The BBC ran a programme on taxation in is series The Moral Maze last week. How frustrating it was to listen to. The only coherent comments came from Richard Murphy, who did as well as anyone could given the absolute need not to even hint at LVT.

Had any of the speakers done so, or were known as an advocate of LVT, they would immediately be put on the list of people who could not be allowed to appear on the air. The BBC are well aware of people like Carol Wilcox and Dave Wetzel who could have demolished the Tea Party cant in a couple of sentences, so why they were not asked to appear?


Upsetting the tea party

The Tea Party argument has to be broken down by asking, first, what is government for? and second, where is the boundary between wealth that has been created by the actions of the community, primarily through the actions of the government, and the wealth that is the product of the individual’s labour?

The answer to the first question is that the government ensures secure occupation of land, by defence of the realm, the maintenance of civil order in the last resort, and the recognition of rights to land occupation through the granting and protection of land titles.
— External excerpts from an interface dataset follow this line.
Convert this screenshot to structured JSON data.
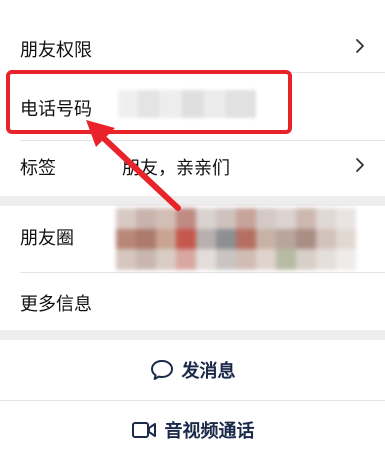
{
  "profile_settings": {
    "friend_permissions": {
      "label": "朋友权限",
      "icon": "chevron-right-icon"
    },
    "phone_number": {
      "label": "电话号码",
      "value_state": "blurred"
    },
    "tags": {
      "label": "标签",
      "value": "朋友，亲亲们",
      "icon": "chevron-right-icon"
    }
  },
  "profile_info": {
    "moments": {
      "label": "朋友圈",
      "preview_state": "blurred"
    },
    "more_info": {
      "label": "更多信息"
    }
  },
  "actions": {
    "send_message": {
      "label": "发消息",
      "icon": "chat-bubble-icon"
    },
    "video_call": {
      "label": "音视频通话",
      "icon": "video-camera-icon"
    }
  },
  "annotation": {
    "highlight_color": "#e8232a",
    "target": "phone_number"
  },
  "colors": {
    "background": "#ededed",
    "card": "#ffffff",
    "text": "#111111",
    "action_text": "#1b2a4a",
    "chevron": "#333333"
  }
}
The second question leads to the issue of location value, a forbidden area in economics even though we all know all about it. The busker at Victoria will earn more than he will doing the same thing one stop away at Vauxhall. The difference is location value, usually referred to as rent. It arises because of the presence and activities of the community, in this case by creating the railway system. Once these two issues are brought into the discussion, the Tea Party case largely collapses.
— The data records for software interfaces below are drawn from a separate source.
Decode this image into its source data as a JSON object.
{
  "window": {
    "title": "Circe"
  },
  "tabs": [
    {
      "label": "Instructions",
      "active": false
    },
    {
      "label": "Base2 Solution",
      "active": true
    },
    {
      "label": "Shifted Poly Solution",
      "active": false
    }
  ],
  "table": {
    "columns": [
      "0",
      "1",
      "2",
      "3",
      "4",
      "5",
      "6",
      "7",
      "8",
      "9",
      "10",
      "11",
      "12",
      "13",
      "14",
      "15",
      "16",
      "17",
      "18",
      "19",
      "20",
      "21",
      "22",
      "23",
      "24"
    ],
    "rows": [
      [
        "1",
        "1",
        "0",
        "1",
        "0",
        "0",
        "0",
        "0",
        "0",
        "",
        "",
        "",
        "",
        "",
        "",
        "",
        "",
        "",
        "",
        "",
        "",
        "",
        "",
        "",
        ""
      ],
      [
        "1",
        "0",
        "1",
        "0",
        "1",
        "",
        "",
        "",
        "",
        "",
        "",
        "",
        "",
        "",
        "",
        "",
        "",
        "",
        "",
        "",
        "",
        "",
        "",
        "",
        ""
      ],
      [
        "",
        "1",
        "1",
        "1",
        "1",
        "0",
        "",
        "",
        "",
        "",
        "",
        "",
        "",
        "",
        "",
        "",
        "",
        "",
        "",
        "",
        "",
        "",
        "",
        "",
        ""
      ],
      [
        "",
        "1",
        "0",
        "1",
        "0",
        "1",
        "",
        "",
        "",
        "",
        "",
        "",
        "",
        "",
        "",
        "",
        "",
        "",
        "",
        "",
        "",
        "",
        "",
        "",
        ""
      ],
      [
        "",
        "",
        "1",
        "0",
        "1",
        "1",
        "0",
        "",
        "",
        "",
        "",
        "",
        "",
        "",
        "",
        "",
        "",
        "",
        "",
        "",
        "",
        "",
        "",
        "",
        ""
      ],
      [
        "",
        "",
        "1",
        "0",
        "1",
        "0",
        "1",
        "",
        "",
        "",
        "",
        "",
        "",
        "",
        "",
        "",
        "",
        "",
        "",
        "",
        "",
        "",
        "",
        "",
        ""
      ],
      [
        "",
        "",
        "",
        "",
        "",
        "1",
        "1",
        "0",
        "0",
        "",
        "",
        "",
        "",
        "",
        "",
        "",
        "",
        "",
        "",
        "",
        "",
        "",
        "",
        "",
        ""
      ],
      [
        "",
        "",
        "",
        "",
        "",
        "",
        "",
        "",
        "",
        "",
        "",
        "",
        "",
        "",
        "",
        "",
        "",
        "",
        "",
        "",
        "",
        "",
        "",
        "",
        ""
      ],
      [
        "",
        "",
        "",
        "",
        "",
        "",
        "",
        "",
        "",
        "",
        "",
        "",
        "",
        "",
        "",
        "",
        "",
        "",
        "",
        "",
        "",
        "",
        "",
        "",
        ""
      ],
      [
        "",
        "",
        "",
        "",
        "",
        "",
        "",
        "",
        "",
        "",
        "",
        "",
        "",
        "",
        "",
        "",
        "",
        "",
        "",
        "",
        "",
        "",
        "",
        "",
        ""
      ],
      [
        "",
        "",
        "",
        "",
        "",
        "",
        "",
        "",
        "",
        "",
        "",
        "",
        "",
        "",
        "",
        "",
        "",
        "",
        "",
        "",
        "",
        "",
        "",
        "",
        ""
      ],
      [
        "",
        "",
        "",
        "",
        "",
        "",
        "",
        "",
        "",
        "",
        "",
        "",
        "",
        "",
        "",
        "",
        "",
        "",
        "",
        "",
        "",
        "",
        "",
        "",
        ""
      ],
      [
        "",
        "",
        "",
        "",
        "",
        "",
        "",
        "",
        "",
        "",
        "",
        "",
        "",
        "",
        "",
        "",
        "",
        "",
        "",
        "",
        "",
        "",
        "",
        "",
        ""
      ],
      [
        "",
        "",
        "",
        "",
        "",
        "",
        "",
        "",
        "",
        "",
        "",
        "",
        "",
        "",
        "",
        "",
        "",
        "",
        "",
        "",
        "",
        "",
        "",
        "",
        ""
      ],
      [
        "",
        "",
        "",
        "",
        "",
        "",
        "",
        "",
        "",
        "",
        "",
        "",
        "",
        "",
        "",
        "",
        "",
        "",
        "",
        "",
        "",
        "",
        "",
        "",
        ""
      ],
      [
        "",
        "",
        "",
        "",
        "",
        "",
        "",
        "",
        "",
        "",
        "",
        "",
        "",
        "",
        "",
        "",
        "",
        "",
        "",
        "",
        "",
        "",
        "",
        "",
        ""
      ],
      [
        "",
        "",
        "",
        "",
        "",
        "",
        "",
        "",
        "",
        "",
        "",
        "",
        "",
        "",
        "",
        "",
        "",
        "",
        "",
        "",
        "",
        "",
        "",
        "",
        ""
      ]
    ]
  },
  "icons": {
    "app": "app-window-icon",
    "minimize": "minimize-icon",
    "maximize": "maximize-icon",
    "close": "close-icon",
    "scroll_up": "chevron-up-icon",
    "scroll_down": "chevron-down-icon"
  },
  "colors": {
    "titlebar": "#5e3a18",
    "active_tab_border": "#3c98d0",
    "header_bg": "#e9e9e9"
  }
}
What has to be conceded to the Tea Partygoers is that the PRESENT tax system has a large deadweight loss that shunts many people into an economic siding and then leaves the government with a massive welfare bill if they are not to live in abject poverty. The problem then boils down to the 1% who refuse to give up their privileges.